How can we ever know if someone has a good death? We can’t ask them, that’s for sure, though if we could I am sure we would find out some interesting things about what we assume people would like as they die.
Richard Smith based his recent BMJ blog on the death of a friend, proposing that cancer offers the “best” death (of course, in a world where nobody really wants to ever die). He posed his presentation of the death from cancer as a peaceful one, in which there was ample time to say goodbye to loved ones and visit special places.
Smith’s description of the “slow erasing” of self that occurs with dementia betrays far more of his own views of dementia and the ageing process than it does of a generally accepted view of good death. It appears that a mistrust of doctors is also at the core of Smith’s view of the good death. Deaths from non-malignant chronic organ failure are summed up in a single line – this type of death will have you “far too much in hospitals and in the hands of doctors”. The final line of his blog cautions us to stop trusting over-zealous oncologists and spending so much money on cancer research. As a devotee of the palliative way, I too take issue with inappropriate treatment and the disproportionate spending on research between oncology and it’s poor siblings, palliative care, dementia and organ failure. I would love to see that level of funding used to improve the control of difficult symptoms, or invested in researching psychosocial care, or exploring the barriers to discussing wishes around death and dying for people with different conditions and at different ages. Spending money researching individualised cancer treatments and biotherapies is important; but the spending is disproportionate to the priority given to spending money on the quality of death and dying.
I think there is a more fundamental issue here than whether people “trust” oncologists, or withdraw funding from research. There are many people breathing and living today as a result of the miracles of medical science. What is missing in the achievement of a “good” death that I think applies not just to cancer but to dementia and organ failure too, is virtue-based medical practice on behalf of the physicians. Oncologists are rarely over-zealous for the sake of it; over-interventionism in disease is more likely to be a consequence of poorly managed helplessness in the face of disease, something which not all doctors are taught at medical school. This helplessness can make it more difficult for doctors to rely on the phronesis (or prudence) that constitutes virtue-based medical practice. It is just as important a skill for a physician to be able to explore and understand the priorities for an individual person around the end of their life, as it is for them to investigate and treat disease ad infinitum.

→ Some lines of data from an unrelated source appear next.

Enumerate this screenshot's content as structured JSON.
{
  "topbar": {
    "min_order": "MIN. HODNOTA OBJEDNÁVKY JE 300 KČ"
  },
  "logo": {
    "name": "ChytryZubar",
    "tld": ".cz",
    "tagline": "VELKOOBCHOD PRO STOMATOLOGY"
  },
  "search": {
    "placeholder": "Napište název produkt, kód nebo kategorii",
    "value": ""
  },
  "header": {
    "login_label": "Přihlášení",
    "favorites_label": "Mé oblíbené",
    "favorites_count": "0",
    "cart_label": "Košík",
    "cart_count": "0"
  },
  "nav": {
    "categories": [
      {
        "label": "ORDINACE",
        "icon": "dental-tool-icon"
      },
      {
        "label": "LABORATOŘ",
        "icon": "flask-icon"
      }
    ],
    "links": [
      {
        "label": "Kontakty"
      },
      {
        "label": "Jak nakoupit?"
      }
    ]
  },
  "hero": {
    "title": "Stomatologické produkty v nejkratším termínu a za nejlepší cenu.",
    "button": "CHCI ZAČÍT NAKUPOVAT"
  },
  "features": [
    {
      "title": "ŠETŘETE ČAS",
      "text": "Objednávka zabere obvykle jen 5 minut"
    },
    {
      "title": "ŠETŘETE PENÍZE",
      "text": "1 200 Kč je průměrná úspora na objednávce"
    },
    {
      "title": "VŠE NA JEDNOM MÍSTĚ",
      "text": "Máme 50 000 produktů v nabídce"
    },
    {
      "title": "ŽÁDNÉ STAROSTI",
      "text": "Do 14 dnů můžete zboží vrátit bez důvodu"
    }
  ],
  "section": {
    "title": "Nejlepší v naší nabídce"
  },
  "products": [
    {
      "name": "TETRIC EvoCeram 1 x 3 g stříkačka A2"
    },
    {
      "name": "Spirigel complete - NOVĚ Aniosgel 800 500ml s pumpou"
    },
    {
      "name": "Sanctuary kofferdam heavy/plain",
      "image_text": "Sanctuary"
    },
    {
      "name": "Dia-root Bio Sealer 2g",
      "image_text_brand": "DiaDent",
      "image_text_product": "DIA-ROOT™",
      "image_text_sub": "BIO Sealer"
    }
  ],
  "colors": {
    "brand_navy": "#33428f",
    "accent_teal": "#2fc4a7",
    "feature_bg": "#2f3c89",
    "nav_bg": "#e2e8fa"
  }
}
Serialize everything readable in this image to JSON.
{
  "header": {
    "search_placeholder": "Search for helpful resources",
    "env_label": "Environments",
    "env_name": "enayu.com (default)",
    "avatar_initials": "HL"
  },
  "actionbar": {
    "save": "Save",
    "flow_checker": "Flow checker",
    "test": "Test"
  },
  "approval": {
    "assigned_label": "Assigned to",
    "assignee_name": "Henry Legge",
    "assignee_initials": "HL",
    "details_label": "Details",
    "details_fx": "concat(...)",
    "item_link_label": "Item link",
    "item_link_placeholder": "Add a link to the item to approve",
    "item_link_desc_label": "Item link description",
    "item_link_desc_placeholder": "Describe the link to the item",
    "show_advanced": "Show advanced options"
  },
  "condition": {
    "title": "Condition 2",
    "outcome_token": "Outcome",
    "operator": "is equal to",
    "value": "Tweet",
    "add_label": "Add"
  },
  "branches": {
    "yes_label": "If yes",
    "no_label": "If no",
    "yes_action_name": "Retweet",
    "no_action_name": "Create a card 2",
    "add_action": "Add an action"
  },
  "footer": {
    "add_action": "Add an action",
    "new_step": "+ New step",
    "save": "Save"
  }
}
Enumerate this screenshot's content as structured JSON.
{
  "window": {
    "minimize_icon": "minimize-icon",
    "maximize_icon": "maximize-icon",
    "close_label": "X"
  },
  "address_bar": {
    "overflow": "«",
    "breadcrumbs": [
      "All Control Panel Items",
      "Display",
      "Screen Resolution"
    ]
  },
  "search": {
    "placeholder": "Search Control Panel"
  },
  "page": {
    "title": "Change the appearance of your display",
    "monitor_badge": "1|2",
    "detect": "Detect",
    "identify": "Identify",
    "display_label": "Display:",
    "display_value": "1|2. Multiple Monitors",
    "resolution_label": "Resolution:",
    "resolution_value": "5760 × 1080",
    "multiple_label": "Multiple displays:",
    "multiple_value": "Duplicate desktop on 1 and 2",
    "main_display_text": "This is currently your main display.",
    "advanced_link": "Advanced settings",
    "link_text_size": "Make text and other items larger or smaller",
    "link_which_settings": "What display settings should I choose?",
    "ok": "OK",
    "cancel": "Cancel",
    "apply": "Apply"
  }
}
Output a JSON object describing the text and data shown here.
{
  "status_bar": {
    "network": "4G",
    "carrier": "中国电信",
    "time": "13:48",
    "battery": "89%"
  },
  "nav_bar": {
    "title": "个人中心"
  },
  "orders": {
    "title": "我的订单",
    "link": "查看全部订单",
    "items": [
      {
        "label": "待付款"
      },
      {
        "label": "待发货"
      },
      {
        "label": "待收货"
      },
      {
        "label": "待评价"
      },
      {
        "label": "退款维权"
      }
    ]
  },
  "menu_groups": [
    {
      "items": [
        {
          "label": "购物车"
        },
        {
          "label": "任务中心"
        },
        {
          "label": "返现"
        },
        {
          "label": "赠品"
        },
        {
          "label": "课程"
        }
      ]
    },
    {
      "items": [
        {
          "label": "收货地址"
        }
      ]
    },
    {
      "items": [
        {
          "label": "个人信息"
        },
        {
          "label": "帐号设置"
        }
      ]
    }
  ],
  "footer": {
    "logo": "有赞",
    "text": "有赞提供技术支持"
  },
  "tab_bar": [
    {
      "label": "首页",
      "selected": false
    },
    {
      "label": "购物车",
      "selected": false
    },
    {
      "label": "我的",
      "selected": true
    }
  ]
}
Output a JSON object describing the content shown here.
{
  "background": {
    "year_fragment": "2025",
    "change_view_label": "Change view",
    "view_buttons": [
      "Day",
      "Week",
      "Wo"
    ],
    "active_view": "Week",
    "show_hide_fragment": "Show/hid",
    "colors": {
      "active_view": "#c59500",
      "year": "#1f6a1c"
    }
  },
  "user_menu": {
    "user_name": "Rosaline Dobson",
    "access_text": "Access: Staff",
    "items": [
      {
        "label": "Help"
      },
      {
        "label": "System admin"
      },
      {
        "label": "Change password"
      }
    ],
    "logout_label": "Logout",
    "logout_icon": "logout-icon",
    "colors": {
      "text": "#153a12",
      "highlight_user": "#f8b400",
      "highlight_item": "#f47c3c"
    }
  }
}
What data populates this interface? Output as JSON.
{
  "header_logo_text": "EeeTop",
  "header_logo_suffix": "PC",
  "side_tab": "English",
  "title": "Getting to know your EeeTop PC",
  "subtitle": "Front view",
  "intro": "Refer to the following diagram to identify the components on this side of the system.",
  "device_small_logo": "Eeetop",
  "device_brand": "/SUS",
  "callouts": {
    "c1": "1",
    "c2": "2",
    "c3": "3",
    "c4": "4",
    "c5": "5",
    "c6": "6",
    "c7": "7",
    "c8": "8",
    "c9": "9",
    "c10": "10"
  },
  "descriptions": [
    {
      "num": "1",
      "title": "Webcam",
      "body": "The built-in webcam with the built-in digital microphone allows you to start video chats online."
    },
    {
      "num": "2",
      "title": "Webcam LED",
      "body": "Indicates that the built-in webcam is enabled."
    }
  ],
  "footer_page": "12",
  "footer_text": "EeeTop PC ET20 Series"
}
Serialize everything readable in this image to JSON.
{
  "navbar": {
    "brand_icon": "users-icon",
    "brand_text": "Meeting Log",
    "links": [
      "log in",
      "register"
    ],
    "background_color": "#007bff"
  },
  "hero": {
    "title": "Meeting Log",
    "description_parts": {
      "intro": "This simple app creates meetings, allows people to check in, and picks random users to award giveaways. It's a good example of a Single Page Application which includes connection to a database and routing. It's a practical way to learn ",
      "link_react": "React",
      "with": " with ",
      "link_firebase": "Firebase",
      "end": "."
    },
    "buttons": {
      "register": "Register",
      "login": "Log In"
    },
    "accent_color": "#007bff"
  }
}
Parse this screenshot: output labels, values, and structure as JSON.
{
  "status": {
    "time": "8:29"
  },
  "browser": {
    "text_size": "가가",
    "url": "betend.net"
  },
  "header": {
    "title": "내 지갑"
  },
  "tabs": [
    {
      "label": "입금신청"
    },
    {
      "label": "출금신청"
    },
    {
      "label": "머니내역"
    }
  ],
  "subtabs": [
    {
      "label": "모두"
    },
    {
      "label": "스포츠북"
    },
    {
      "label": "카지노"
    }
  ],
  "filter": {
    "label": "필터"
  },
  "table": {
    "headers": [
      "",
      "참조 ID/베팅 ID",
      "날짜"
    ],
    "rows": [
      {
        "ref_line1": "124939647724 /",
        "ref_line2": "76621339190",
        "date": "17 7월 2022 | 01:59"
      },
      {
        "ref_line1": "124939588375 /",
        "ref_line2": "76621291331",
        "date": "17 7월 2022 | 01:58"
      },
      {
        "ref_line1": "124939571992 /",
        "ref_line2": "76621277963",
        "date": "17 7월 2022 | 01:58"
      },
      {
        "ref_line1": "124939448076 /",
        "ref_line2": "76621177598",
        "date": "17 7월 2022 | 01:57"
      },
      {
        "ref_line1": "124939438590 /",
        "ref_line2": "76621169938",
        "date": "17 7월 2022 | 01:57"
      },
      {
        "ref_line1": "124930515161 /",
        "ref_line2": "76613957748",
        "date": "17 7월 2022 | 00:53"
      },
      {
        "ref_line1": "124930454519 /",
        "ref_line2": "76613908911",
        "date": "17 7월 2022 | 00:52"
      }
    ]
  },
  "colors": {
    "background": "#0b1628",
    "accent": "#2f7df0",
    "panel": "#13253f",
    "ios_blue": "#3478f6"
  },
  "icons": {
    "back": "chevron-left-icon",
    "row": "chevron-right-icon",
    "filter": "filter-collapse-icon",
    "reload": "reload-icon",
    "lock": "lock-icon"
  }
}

Our views of what constitutes a “good” death are profoundly influenced by our own and society’s values, yet these values are often so deeply embedded that we cannot even see how closely we are attached to them. So it is obvious that in a society which values youthfulness and vigour, a death characterised by a “long, slow death” and accompanied by various losses of function (incontinence, immobility and so on) will be seen as awful. I think an individual’s perspective on what a good death is can tell you a great deal about the person’s values, and this in itself can help to guide many of the difficult choices that need to be made along the way. Smith’s view of the good death is a brave piece of writing in one respect; it tells us about what he considers to be important at the end of life: avoiding unnecessary intervention, being with family, and having time to say goodbye. Many people will share these views; they are all important things to consider when making choices about treatment and place of care at the end of life. In my opinion, these three are no less possible with a diagnosis of dementia or organ failure, if the person is aware from the beginning that their condition is a life-limiting one. I have witnessed many kinds of deaths; difficult, messy and painful, peaceful, spiritual and painful – in my experience this is not dependent on the disease. I believe that this is dependent on the person being empowered to make choices, supported not just by professionals but by a community that recognises the particular nature of their suffering, and seeks to ease it.
So what is a good death? I ask this question often, of members of the public, student nurses, qualified nurses, hospice staff and physicians. The answers are always different. In the words of Barbara Coombs-Lee, co-author of Oregon’s “Death with Dignity” law “I can’t presume to know what anyone else’s good death looks like. A good death is one that comports with the way we’ve lived our lives, with our manifest values and beliefs. And that is going to differ for everyone”
Some reading about “The Good Death”…